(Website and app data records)
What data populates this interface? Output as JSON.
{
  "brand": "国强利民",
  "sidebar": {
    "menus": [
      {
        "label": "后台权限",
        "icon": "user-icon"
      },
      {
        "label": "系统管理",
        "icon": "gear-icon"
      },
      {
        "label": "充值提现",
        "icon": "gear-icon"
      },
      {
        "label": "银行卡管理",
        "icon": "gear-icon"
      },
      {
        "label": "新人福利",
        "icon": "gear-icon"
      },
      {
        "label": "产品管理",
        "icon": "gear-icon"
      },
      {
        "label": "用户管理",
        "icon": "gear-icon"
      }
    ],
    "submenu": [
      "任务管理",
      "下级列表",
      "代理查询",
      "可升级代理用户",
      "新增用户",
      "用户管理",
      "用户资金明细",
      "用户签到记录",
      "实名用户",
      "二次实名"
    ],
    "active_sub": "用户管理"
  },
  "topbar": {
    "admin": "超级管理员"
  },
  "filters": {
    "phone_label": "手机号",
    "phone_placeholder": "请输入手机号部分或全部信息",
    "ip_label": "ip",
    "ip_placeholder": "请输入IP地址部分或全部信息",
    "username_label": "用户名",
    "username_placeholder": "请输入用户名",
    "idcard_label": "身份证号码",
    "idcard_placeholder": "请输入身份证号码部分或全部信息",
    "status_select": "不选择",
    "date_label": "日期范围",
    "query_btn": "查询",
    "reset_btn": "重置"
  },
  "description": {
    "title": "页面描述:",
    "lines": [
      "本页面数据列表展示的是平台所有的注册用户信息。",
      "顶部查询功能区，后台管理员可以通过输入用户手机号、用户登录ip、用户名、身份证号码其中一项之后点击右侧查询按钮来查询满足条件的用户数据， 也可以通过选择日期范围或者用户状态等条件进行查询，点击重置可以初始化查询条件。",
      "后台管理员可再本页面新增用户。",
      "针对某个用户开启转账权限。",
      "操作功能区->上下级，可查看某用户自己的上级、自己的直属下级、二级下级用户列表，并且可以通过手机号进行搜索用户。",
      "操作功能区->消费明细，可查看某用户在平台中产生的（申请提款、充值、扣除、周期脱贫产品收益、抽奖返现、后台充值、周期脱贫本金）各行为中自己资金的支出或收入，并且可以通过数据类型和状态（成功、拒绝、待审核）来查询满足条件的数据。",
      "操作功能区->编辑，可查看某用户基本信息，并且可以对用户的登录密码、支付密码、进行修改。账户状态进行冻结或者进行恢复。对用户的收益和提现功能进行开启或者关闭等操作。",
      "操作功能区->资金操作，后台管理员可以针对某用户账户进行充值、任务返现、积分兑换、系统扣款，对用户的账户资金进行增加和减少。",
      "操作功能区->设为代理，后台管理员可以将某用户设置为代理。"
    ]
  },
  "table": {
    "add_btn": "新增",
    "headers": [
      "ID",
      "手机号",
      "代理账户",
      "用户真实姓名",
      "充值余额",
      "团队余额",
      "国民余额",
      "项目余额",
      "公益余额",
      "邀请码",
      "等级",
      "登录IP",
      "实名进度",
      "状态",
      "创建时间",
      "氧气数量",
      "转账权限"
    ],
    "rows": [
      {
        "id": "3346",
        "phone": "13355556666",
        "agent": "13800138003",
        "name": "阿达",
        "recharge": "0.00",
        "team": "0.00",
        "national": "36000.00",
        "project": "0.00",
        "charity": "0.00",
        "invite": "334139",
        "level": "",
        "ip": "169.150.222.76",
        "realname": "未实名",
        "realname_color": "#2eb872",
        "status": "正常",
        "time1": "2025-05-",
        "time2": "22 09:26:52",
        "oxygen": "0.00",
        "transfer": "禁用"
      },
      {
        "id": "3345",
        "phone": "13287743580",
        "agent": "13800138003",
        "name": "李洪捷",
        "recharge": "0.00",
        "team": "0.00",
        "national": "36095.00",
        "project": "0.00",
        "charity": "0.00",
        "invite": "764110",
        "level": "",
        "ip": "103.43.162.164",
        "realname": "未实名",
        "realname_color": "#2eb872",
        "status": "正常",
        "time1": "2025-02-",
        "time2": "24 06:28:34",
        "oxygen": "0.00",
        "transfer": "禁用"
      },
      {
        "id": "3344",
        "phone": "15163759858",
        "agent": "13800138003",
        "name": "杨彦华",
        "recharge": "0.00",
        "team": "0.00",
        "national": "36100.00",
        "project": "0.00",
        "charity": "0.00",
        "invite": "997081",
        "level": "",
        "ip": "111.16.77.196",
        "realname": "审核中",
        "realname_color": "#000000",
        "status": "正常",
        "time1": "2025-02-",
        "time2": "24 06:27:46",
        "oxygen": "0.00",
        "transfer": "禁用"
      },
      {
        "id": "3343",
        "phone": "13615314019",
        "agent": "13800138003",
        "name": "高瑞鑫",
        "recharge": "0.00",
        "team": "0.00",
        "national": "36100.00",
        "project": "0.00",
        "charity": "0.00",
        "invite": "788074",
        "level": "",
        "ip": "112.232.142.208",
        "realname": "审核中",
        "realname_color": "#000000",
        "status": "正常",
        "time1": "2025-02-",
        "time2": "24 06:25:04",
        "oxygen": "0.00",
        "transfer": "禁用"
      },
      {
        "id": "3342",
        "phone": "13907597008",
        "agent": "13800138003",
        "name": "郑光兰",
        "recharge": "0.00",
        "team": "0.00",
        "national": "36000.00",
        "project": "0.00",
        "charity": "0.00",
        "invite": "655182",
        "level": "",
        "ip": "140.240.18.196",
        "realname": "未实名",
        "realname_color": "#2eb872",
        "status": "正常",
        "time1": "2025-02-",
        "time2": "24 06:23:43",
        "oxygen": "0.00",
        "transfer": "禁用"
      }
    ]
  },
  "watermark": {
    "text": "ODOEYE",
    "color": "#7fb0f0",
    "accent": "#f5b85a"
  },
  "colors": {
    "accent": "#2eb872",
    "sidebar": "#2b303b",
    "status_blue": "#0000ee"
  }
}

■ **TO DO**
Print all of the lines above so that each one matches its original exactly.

■ **FINISHED EXERCISE**
What data populates this interface? Output as JSON.
{
  "brand": "国强利民",
  "sidebar": {
    "menus": [
      {
        "label": "后台权限",
        "icon": "user-icon"
      },
      {
        "label": "系统管理",
        "icon": "gear-icon"
      },
      {
        "label": "充值提现",
        "icon": "gear-icon"
      },
      {
        "label": "银行卡管理",
        "icon": "gear-icon"
      },
      {
        "label": "新人福利",
        "icon": "gear-icon"
      },
      {
        "label": "产品管理",
        "icon": "gear-icon"
      },
      {
        "label": "用户管理",
        "icon": "gear-icon"
      }
    ],
    "submenu": [
      "任务管理",
      "下级列表",
      "代理查询",
      "可升级代理用户",
      "新增用户",
      "用户管理",
      "用户资金明细",
      "用户签到记录",
      "实名用户",
      "二次实名"
    ],
    "active_sub": "用户管理"
  },
  "topbar": {
    "admin": "超级管理员"
  },
  "filters": {
    "phone_label": "手机号",
    "phone_placeholder": "请输入手机号部分或全部信息",
    "ip_label": "ip",
    "ip_placeholder": "请输入IP地址部分或全部信息",
    "username_label": "用户名",
    "username_placeholder": "请输入用户名",
    "idcard_label": "身份证号码",
    "idcard_placeholder": "请输入身份证号码部分或全部信息",
    "status_select": "不选择",
    "date_label": "日期范围",
    "query_btn": "查询",
    "reset_btn": "重置"
  },
  "description": {
    "title": "页面描述:",
    "lines": [
      "本页面数据列表展示的是平台所有的注册用户信息。",
      "顶部查询功能区，后台管理员可以通过输入用户手机号、用户登录ip、用户名、身份证号码其中一项之后点击右侧查询按钮来查询满足条件的用户数据， 也可以通过选择日期范围或者用户状态等条件进行查询，点击重置可以初始化查询条件。",
      "后台管理员可再本页面新增用户。",
      "针对某个用户开启转账权限。",
      "操作功能区->上下级，可查看某用户自己的上级、自己的直属下级、二级下级用户列表，并且可以通过手机号进行搜索用户。",
      "操作功能区->消费明细，可查看某用户在平台中产生的（申请提款、充值、扣除、周期脱贫产品收益、抽奖返现、后台充值、周期脱贫本金）各行为中自己资金的支出或收入，并且可以通过数据类型和状态（成功、拒绝、待审核）来查询满足条件的数据。",
      "操作功能区->编辑，可查看某用户基本信息，并且可以对用户的登录密码、支付密码、进行修改。账户状态进行冻结或者进行恢复。对用户的收益和提现功能进行开启或者关闭等操作。",
      "操作功能区->资金操作，后台管理员可以针对某用户账户进行充值、任务返现、积分兑换、系统扣款，对用户的账户资金进行增加和减少。",
      "操作功能区->设为代理，后台管理员可以将某用户设置为代理。"
    ]
  },
  "table": {
    "add_btn": "新增",
    "headers": [
      "ID",
      "手机号",
      "代理账户",
      "用户真实姓名",
      "充值余额",
      "团队余额",
      "国民余额",
      "项目余额",
      "公益余额",
      "邀请码",
      "等级",
      "登录IP",
      "实名进度",
      "状态",
      "创建时间",
      "氧气数量",
      "转账权限"
    ],
    "rows": [
      {
        "id": "3346",
        "phone": "13355556666",
        "agent": "13800138003",
        "name": "阿达",
        "recharge": "0.00",
        "team": "0.00",
        "national": "36000.00",
        "project": "0.00",
        "charity": "0.00",
        "invite": "334139",
        "level": "",
        "ip": "169.150.222.76",
        "realname": "未实名",
        "realname_color": "#2eb872",
        "status": "正常",
        "time1": "2025-05-",
        "time2": "22 09:26:52",
        "oxygen": "0.00",
        "transfer": "禁用"
      },
      {
        "id": "3345",
        "phone": "13287743580",
        "agent": "13800138003",
        "name": "李洪捷",
        "recharge": "0.00",
        "team": "0.00",
        "national": "36095.00",
        "project": "0.00",
        "charity": "0.00",
        "invite": "764110",
        "level": "",
        "ip": "103.43.162.164",
        "realname": "未实名",
        "realname_color": "#2eb872",
        "status": "正常",
        "time1": "2025-02-",
        "time2": "24 06:28:34",
        "oxygen": "0.00",
        "transfer": "禁用"
      },
      {
        "id": "3344",
        "phone": "15163759858",
        "agent": "13800138003",
        "name": "杨彦华",
        "recharge": "0.00",
        "team": "0.00",
        "national": "36100.00",
        "project": "0.00",
        "charity": "0.00",
        "invite": "997081",
        "level": "",
        "ip": "111.16.77.196",
        "realname": "审核中",
        "realname_color": "#000000",
        "status": "正常",
        "time1": "2025-02-",
        "time2": "24 06:27:46",
        "oxygen": "0.00",
        "transfer": "禁用"
      },
      {
        "id": "3343",
        "phone": "13615314019",
        "agent": "13800138003",
        "name": "高瑞鑫",
        "recharge": "0.00",
        "team": "0.00",
        "national": "36100.00",
        "project": "0.00",
        "charity": "0.00",
        "invite": "788074",
        "level": "",
        "ip": "112.232.142.208",
        "realname": "审核中",
        "realname_color": "#000000",
        "status": "正常",
        "time1": "2025-02-",
        "time2": "24 06:25:04",
        "oxygen": "0.00",
        "transfer": "禁用"
      },
      {
        "id": "3342",
        "phone": "13907597008",
        "agent": "13800138003",
        "name": "郑光兰",
        "recharge": "0.00",
        "team": "0.00",
        "national": "36000.00",
        "project": "0.00",
        "charity": "0.00",
        "invite": "655182",
        "level": "",
        "ip": "140.240.18.196",
        "realname": "未实名",
        "realname_color": "#2eb872",
        "status": "正常",
        "time1": "2025-02-",
        "time2": "24 06:23:43",
        "oxygen": "0.00",
        "transfer": "禁用"
      }
    ]
  },
  "watermark": {
    "text": "ODOEYE",
    "color": "#7fb0f0",
    "accent": "#f5b85a"
  },
  "colors": {
    "accent": "#2eb872",
    "sidebar": "#2b303b",
    "status_blue": "#0000ee"
  }
}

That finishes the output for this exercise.